Opinion: Our main character is called Güero. After doing a bit of research, the word güero is used in Mexico and refers to anyone with light hair and skin. The term güero has no political connotation, and Mexicans even refer to blond compatriots as güeros.

Güero lives in a town near the border between Mexico and the United States. The book is written in prose and the central theme is how the border affects him and those around him. Güero describes himself as a border boy and is very observant of his family life and his friends. Güero questions his identity and has accepted the way in which his identity is shaped by a culture divided by a border.

The first poem reiterates that Güero, despite identifying himself as a Mexican-American, still has a hard time accepting it. Güero’s identity crisis occurs many times throughout the book, especially since Güero looks white as an American and is made fun of by children. The book is quite short and easy to read. I would have liked to see Güero develop more, I wanted to know more about his feelings towards his family. It would be very interesting to see how Güero navigates through the divided culture around him.
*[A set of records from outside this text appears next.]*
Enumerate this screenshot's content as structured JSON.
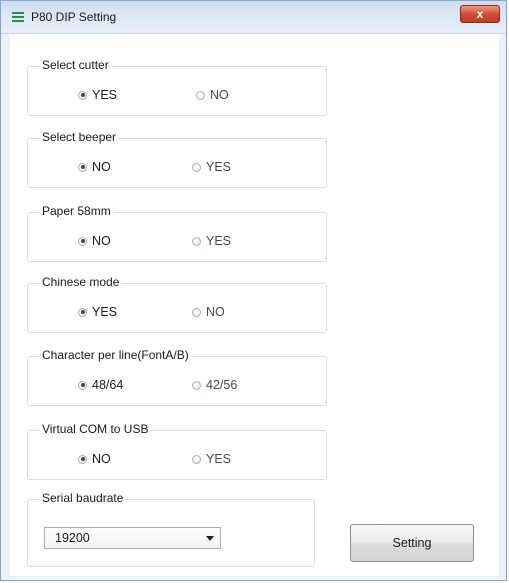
{
  "window": {
    "title": "P80 DIP Setting",
    "close_label": "x"
  },
  "groups": [
    {
      "label": "Select cutter",
      "options": [
        {
          "label": "YES",
          "checked": true
        },
        {
          "label": "NO",
          "checked": false
        }
      ]
    },
    {
      "label": "Select beeper",
      "options": [
        {
          "label": "NO",
          "checked": true
        },
        {
          "label": "YES",
          "checked": false
        }
      ]
    },
    {
      "label": "Paper 58mm",
      "options": [
        {
          "label": "NO",
          "checked": true
        },
        {
          "label": "YES",
          "checked": false
        }
      ]
    },
    {
      "label": "Chinese mode",
      "options": [
        {
          "label": "YES",
          "checked": true
        },
        {
          "label": "NO",
          "checked": false
        }
      ]
    },
    {
      "label": "Character per line(FontA/B)",
      "options": [
        {
          "label": "48/64",
          "checked": true
        },
        {
          "label": "42/56",
          "checked": false
        }
      ]
    },
    {
      "label": "Virtual COM to USB",
      "options": [
        {
          "label": "NO",
          "checked": true
        },
        {
          "label": "YES",
          "checked": false
        }
      ]
    }
  ],
  "baud": {
    "label": "Serial baudrate",
    "selected": "19200"
  },
  "setting_button": "Setting",
  "icons": {
    "title": "window-menu-icon",
    "close": "close-icon",
    "combo": "chevron-down-icon"
  }
}
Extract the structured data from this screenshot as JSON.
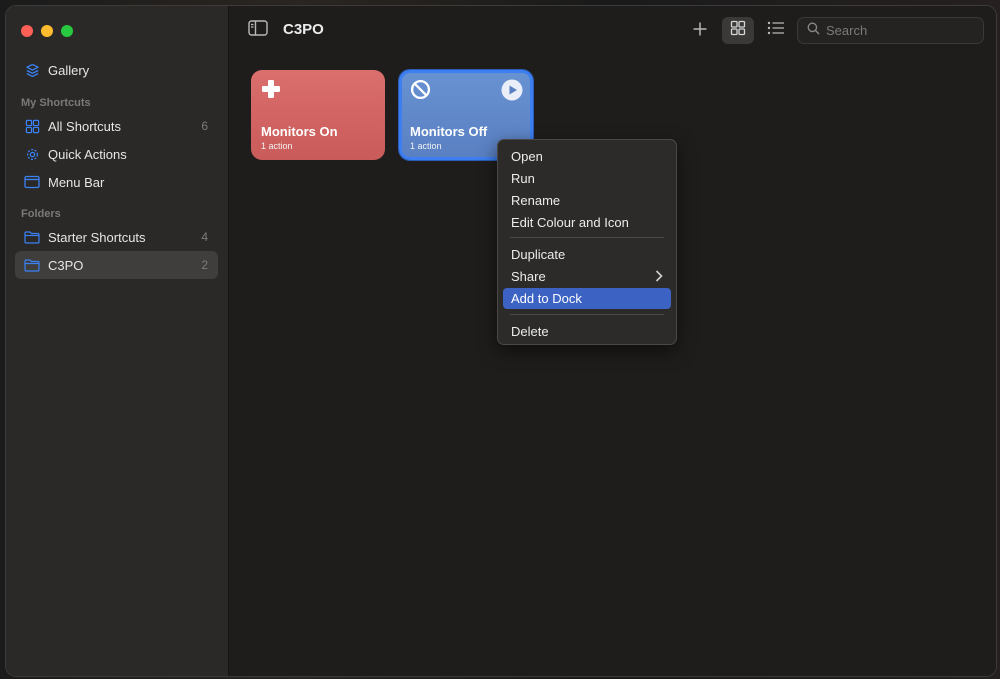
{
  "window": {
    "title": "C3PO"
  },
  "sidebar": {
    "gallery": {
      "label": "Gallery",
      "icon": "gallery-icon"
    },
    "my_shortcuts_label": "My Shortcuts",
    "items": [
      {
        "label": "All Shortcuts",
        "count": "6",
        "icon": "grid-icon"
      },
      {
        "label": "Quick Actions",
        "count": "",
        "icon": "gear-icon"
      },
      {
        "label": "Menu Bar",
        "count": "",
        "icon": "menubar-icon"
      }
    ],
    "folders_label": "Folders",
    "folders": [
      {
        "label": "Starter Shortcuts",
        "count": "4",
        "icon": "folder-icon"
      },
      {
        "label": "C3PO",
        "count": "2",
        "icon": "folder-icon",
        "selected": true
      }
    ]
  },
  "toolbar": {
    "search_placeholder": "Search",
    "view_mode": "grid"
  },
  "shortcuts": [
    {
      "name": "Monitors On",
      "subtitle": "1 action",
      "color": "#d4605f",
      "icon": "plus-icon"
    },
    {
      "name": "Monitors Off",
      "subtitle": "1 action",
      "color": "#5f88c8",
      "icon": "prohibited-icon",
      "selected": true
    }
  ],
  "context_menu": {
    "items": [
      "Open",
      "Run",
      "Rename",
      "Edit Colour and Icon",
      "Duplicate",
      "Share",
      "Add to Dock",
      "Delete"
    ],
    "highlighted": "Add to Dock"
  },
  "colors": {
    "accent": "#3c63c3",
    "sidebar_icon": "#3b82f6"
  }
}
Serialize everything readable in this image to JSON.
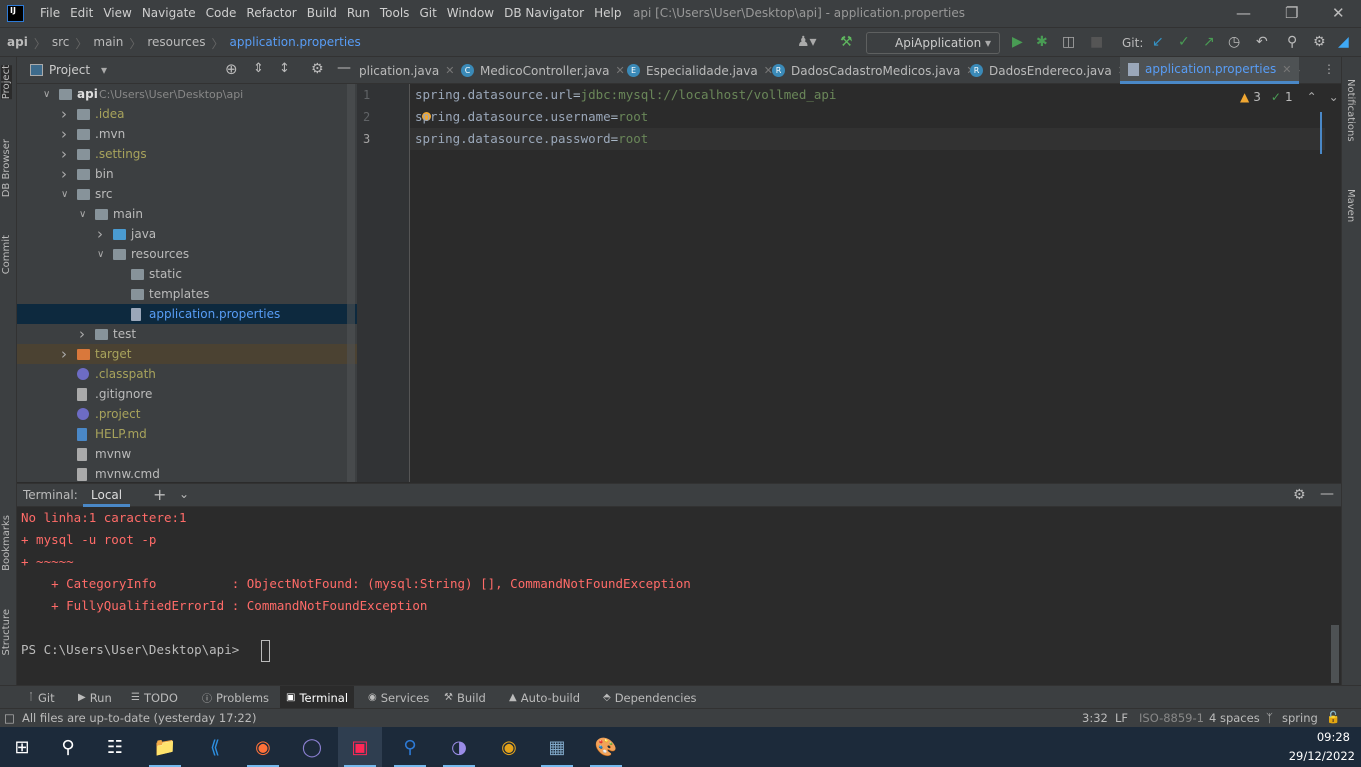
{
  "app": {
    "logo": "IJ",
    "title": "api [C:\\Users\\User\\Desktop\\api] - application.properties"
  },
  "menu": [
    "File",
    "Edit",
    "View",
    "Navigate",
    "Code",
    "Refactor",
    "Build",
    "Run",
    "Tools",
    "Git",
    "Window",
    "DB Navigator",
    "Help"
  ],
  "breadcrumb": [
    "api",
    "src",
    "main",
    "resources",
    "application.properties"
  ],
  "toolbar": {
    "run_config": "ApiApplication",
    "git_label": "Git:"
  },
  "left_strip": [
    "Project",
    "DB Browser",
    "Commit",
    "Bookmarks",
    "Structure"
  ],
  "right_strip": [
    "Notifications",
    "Maven"
  ],
  "project_panel": {
    "title": "Project"
  },
  "tree": [
    {
      "label": "api",
      "path": "C:\\Users\\User\\Desktop\\api",
      "level": 0,
      "expanded": true,
      "icon": "folder"
    },
    {
      "label": ".idea",
      "level": 1,
      "collapsed": true,
      "icon": "folder",
      "ignored": true
    },
    {
      "label": ".mvn",
      "level": 1,
      "collapsed": true,
      "icon": "folder"
    },
    {
      "label": ".settings",
      "level": 1,
      "collapsed": true,
      "icon": "folder",
      "ignored": true
    },
    {
      "label": "bin",
      "level": 1,
      "collapsed": true,
      "icon": "folder"
    },
    {
      "label": "src",
      "level": 1,
      "expanded": true,
      "icon": "folder"
    },
    {
      "label": "main",
      "level": 2,
      "expanded": true,
      "icon": "folder"
    },
    {
      "label": "java",
      "level": 3,
      "collapsed": true,
      "icon": "source-folder"
    },
    {
      "label": "resources",
      "level": 3,
      "expanded": true,
      "icon": "resources-folder"
    },
    {
      "label": "static",
      "level": 4,
      "icon": "folder"
    },
    {
      "label": "templates",
      "level": 4,
      "icon": "folder"
    },
    {
      "label": "application.properties",
      "level": 4,
      "icon": "properties-file",
      "selected": true
    },
    {
      "label": "test",
      "level": 2,
      "collapsed": true,
      "icon": "folder"
    },
    {
      "label": "target",
      "level": 1,
      "collapsed": true,
      "icon": "excluded-folder",
      "ignored": true,
      "highlighted": true
    },
    {
      "label": ".classpath",
      "level": 1,
      "icon": "eclipse-file",
      "ignored": true
    },
    {
      "label": ".gitignore",
      "level": 1,
      "icon": "gitignore-file"
    },
    {
      "label": ".project",
      "level": 1,
      "icon": "eclipse-file",
      "ignored": true
    },
    {
      "label": "HELP.md",
      "level": 1,
      "icon": "markdown-file",
      "ignored": true
    },
    {
      "label": "mvnw",
      "level": 1,
      "icon": "file"
    },
    {
      "label": "mvnw.cmd",
      "level": 1,
      "icon": "file"
    }
  ],
  "tabs": [
    {
      "label": "plication.java",
      "icon": ""
    },
    {
      "label": "MedicoController.java",
      "icon": "C"
    },
    {
      "label": "Especialidade.java",
      "icon": "E"
    },
    {
      "label": "DadosCadastroMedicos.java",
      "icon": "R"
    },
    {
      "label": "DadosEndereco.java",
      "icon": "R"
    },
    {
      "label": "application.properties",
      "icon": "properties",
      "active": true
    }
  ],
  "editor": {
    "inspections": {
      "warnings": "3",
      "weak_warnings": "1"
    },
    "lines": [
      {
        "num": "1",
        "key": "spring.datasource.url",
        "value": "jdbc:mysql://localhost/vollmed_api"
      },
      {
        "num": "2",
        "key": "spring.datasource.username",
        "value": "root"
      },
      {
        "num": "3",
        "key": "spring.datasource.password",
        "value": "root"
      }
    ],
    "eq": "="
  },
  "terminal": {
    "label": "Terminal:",
    "tab": "Local",
    "lines": [
      "No linha:1 caractere:1",
      "+ mysql -u root -p",
      "+ ~~~~~",
      "    + CategoryInfo          : ObjectNotFound: (mysql:String) [], CommandNotFoundException",
      "    + FullyQualifiedErrorId : CommandNotFoundException",
      "",
      "PS C:\\Users\\User\\Desktop\\api> "
    ]
  },
  "tool_windows": [
    "Git",
    "Run",
    "TODO",
    "Problems",
    "Terminal",
    "Services",
    "Build",
    "Auto-build",
    "Dependencies"
  ],
  "status": {
    "message": "All files are up-to-date (yesterday 17:22)",
    "position": "3:32",
    "line_sep": "LF",
    "encoding": "ISO-8859-1",
    "indent": "4 spaces",
    "branch": "spring"
  },
  "clock": {
    "time": "09:28",
    "date": "29/12/2022"
  },
  "colors": {
    "accent": "#4a88c7",
    "selected_row": "#0d293e",
    "error_text": "#ff6b68",
    "ignored": "#a8a35c"
  }
}
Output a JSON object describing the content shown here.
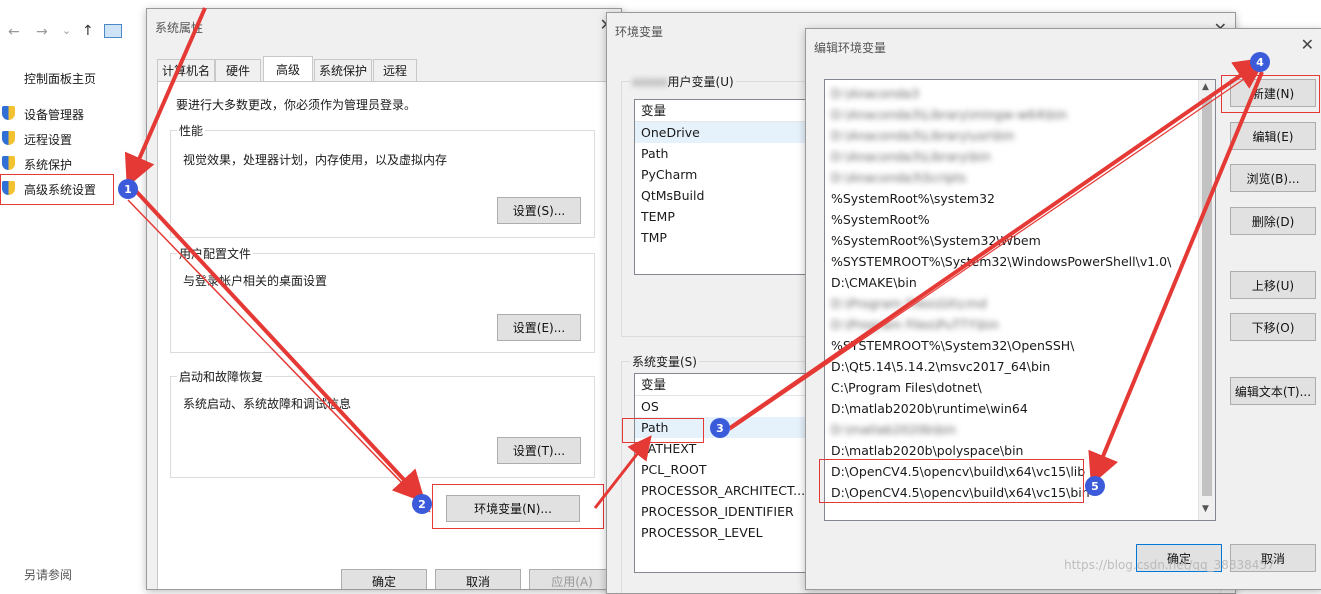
{
  "explorer": {
    "nav": [
      "←",
      "→",
      "⌄",
      "↑"
    ],
    "home_label": "控制面板主页",
    "items": [
      "设备管理器",
      "远程设置",
      "系统保护",
      "高级系统设置"
    ],
    "see_also": "另请参阅"
  },
  "sysprops": {
    "title": "系统属性",
    "tabs": [
      "计算机名",
      "硬件",
      "高级",
      "系统保护",
      "远程"
    ],
    "admin_note": "要进行大多数更改，你必须作为管理员登录。",
    "perf": {
      "label": "性能",
      "desc": "视觉效果，处理器计划，内存使用，以及虚拟内存",
      "button": "设置(S)..."
    },
    "profile": {
      "label": "用户配置文件",
      "desc": "与登录帐户相关的桌面设置",
      "button": "设置(E)..."
    },
    "startup": {
      "label": "启动和故障恢复",
      "desc": "系统启动、系统故障和调试信息",
      "button": "设置(T)..."
    },
    "env_button": "环境变量(N)...",
    "bottom_buttons": [
      "确定",
      "取消",
      "应用(A)"
    ]
  },
  "envvars": {
    "title": "环境变量",
    "user_group": "用户变量(U)",
    "user_header": "变量",
    "user_vars": [
      "OneDrive",
      "Path",
      "PyCharm",
      "QtMsBuild",
      "TEMP",
      "TMP"
    ],
    "sys_group": "系统变量(S)",
    "sys_header": "变量",
    "sys_vars": [
      "OS",
      "Path",
      "PATHEXT",
      "PCL_ROOT",
      "PROCESSOR_ARCHITECT...",
      "PROCESSOR_IDENTIFIER",
      "PROCESSOR_LEVEL"
    ]
  },
  "editenv": {
    "title": "编辑环境变量",
    "paths": [
      {
        "text": "D:\\Anaconda3",
        "blur": true
      },
      {
        "text": "D:\\Anaconda3\\Library\\mingw-w64\\bin",
        "blur": true
      },
      {
        "text": "D:\\Anaconda3\\Library\\usr\\bin",
        "blur": true
      },
      {
        "text": "D:\\Anaconda3\\Library\\bin",
        "blur": true
      },
      {
        "text": "D:\\Anaconda3\\Scripts",
        "blur": true
      },
      {
        "text": "%SystemRoot%\\system32",
        "blur": false
      },
      {
        "text": "%SystemRoot%",
        "blur": false
      },
      {
        "text": "%SystemRoot%\\System32\\Wbem",
        "blur": false
      },
      {
        "text": "%SYSTEMROOT%\\System32\\WindowsPowerShell\\v1.0\\",
        "blur": false
      },
      {
        "text": "D:\\CMAKE\\bin",
        "blur": false
      },
      {
        "text": "D:\\Program Files\\Git\\cmd",
        "blur": true
      },
      {
        "text": "D:\\Program Files\\PuTTY\\bin",
        "blur": true
      },
      {
        "text": "%SYSTEMROOT%\\System32\\OpenSSH\\",
        "blur": false
      },
      {
        "text": "D:\\Qt5.14\\5.14.2\\msvc2017_64\\bin",
        "blur": false
      },
      {
        "text": "C:\\Program Files\\dotnet\\",
        "blur": false
      },
      {
        "text": "D:\\matlab2020b\\runtime\\win64",
        "blur": false
      },
      {
        "text": "D:\\matlab2020b\\bin",
        "blur": true
      },
      {
        "text": "D:\\matlab2020b\\polyspace\\bin",
        "blur": false
      },
      {
        "text": "D:\\OpenCV4.5\\opencv\\build\\x64\\vc15\\lib",
        "blur": false
      },
      {
        "text": "D:\\OpenCV4.5\\opencv\\build\\x64\\vc15\\bin",
        "blur": false
      }
    ],
    "buttons": [
      "新建(N)",
      "编辑(E)",
      "浏览(B)...",
      "删除(D)",
      "上移(U)",
      "下移(O)",
      "编辑文本(T)..."
    ],
    "ok": "确定",
    "cancel": "取消"
  },
  "annotations": [
    "1",
    "2",
    "3",
    "4",
    "5"
  ],
  "watermark": "https://blog.csdn.net/qq_38838457",
  "colors": {
    "arrow": "#e53935",
    "badge": "#3b5bdb",
    "dialog_bg": "#f0f0f0"
  }
}
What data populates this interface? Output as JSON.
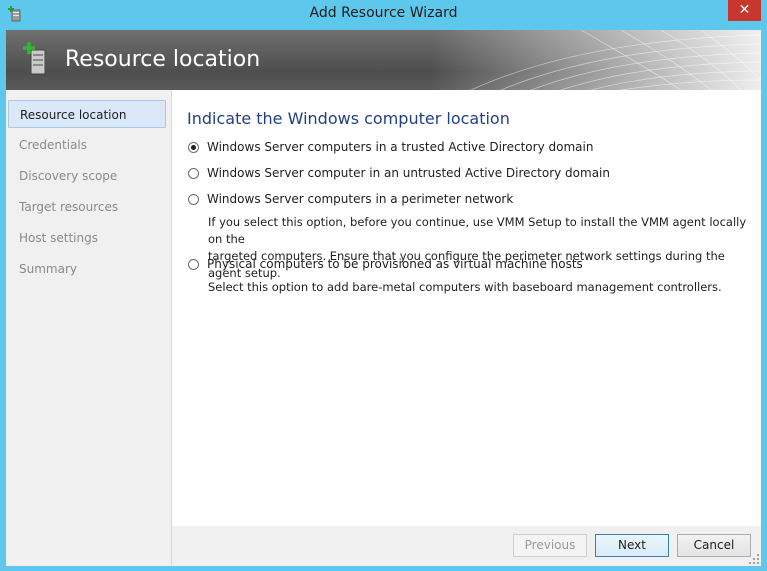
{
  "window": {
    "title": "Add Resource Wizard",
    "close_glyph": "✕",
    "icon": "wizard-server-icon"
  },
  "banner": {
    "title": "Resource location",
    "icon": "server-add-icon"
  },
  "sidebar": {
    "items": [
      {
        "label": "Resource location",
        "active": true
      },
      {
        "label": "Credentials",
        "active": false
      },
      {
        "label": "Discovery scope",
        "active": false
      },
      {
        "label": "Target resources",
        "active": false
      },
      {
        "label": "Host settings",
        "active": false
      },
      {
        "label": "Summary",
        "active": false
      }
    ]
  },
  "main": {
    "heading": "Indicate the Windows computer location",
    "options": [
      {
        "label": "Windows Server computers in a trusted Active Directory domain",
        "checked": true
      },
      {
        "label": "Windows Server computer in an untrusted Active Directory domain",
        "checked": false
      },
      {
        "label": "Windows Server computers in a perimeter network",
        "checked": false
      },
      {
        "label": "Physical computers to be provisioned as virtual machine hosts",
        "checked": false
      }
    ],
    "perimeter_note_line1": "If you select this option, before you continue, use VMM Setup to install the VMM agent locally on the",
    "perimeter_note_line2": "targeted computers. Ensure that you configure the perimeter network settings during the agent setup.",
    "physical_note": "Select this option to add bare-metal computers with baseboard management controllers."
  },
  "footer": {
    "previous_label": "Previous",
    "next_label": "Next",
    "cancel_label": "Cancel"
  },
  "colors": {
    "titlebar": "#5ec8ec",
    "close": "#c7372f",
    "heading": "#203f85",
    "active_item_bg": "#dbe8f8"
  }
}
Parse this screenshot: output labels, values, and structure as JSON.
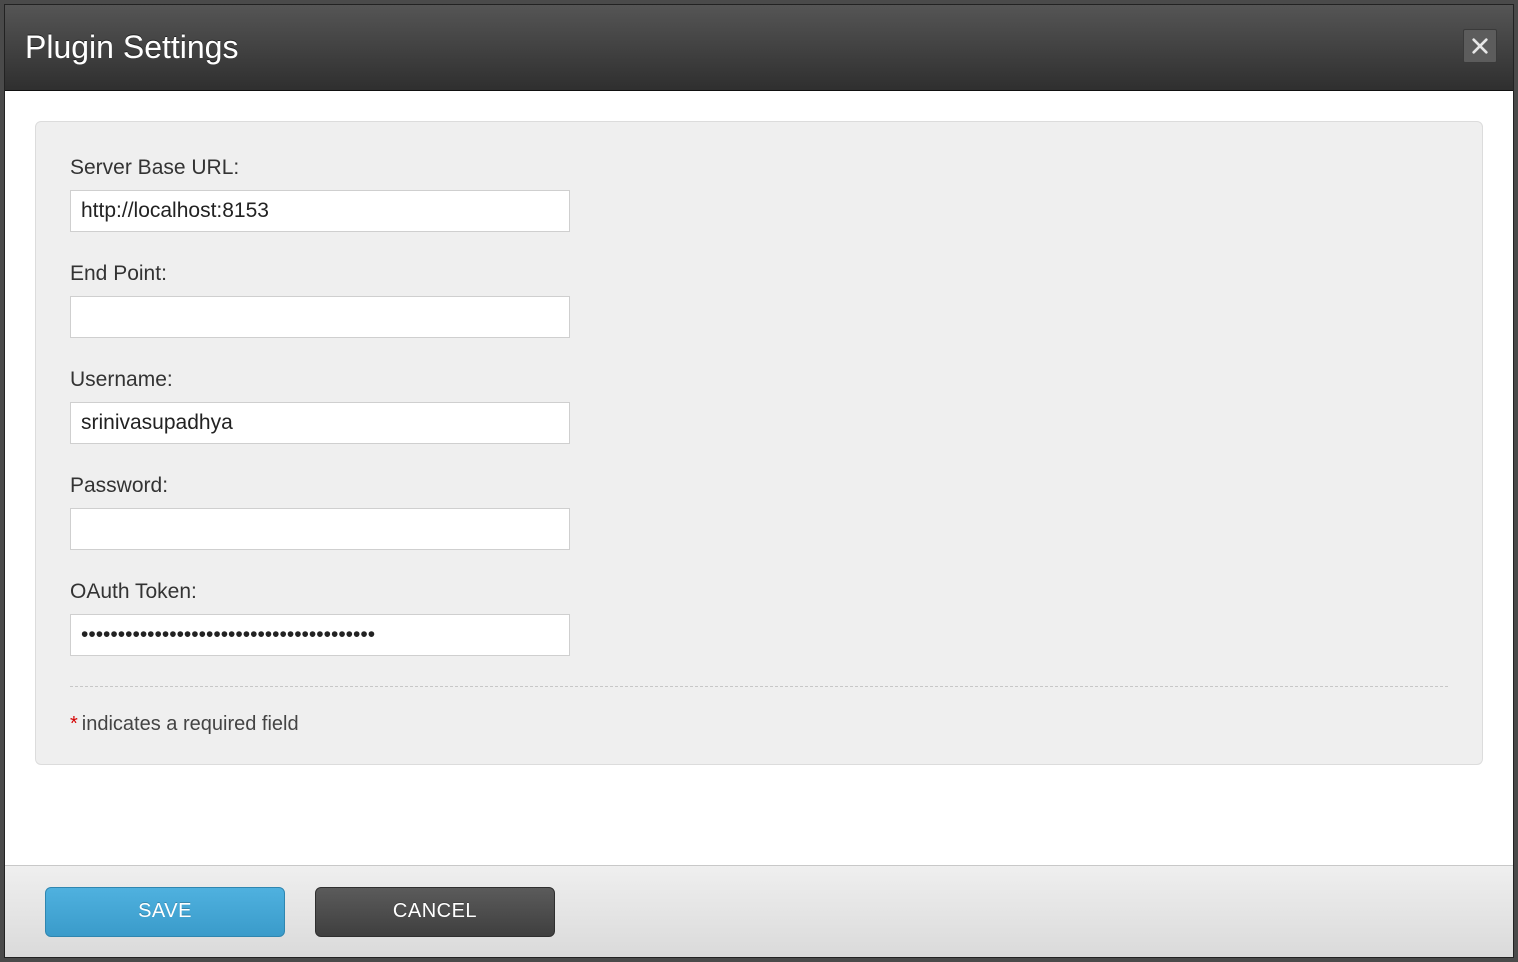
{
  "modal": {
    "title": "Plugin Settings"
  },
  "form": {
    "fields": {
      "server_base_url": {
        "label": "Server Base URL:",
        "value": "http://localhost:8153"
      },
      "end_point": {
        "label": "End Point:",
        "value": ""
      },
      "username": {
        "label": "Username:",
        "value": "srinivasupadhya"
      },
      "password": {
        "label": "Password:",
        "value": ""
      },
      "oauth_token": {
        "label": "OAuth Token:",
        "value": "••••••••••••••••••••••••••••••••••••••••"
      }
    },
    "required_note": "indicates a required field",
    "required_marker": "*"
  },
  "footer": {
    "save_label": "SAVE",
    "cancel_label": "CANCEL"
  }
}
Güero is the example of a modern young man growing up between two cultures, living his own reality while he finds himself and seeks to learn more about his culture.

That’s all for today, until the next edition of Book Traveler. Goodbye.

Stay safe everyone out there! Wear a mask if you come into the library Check out our virtual programming here and also don’t forget to sign up for our Read Woke Initiative on Beanstack!

For everyone interested our intro music is by Break the Bans and the outro music is by Jahzzar, both artists can be found on Free Music Archive.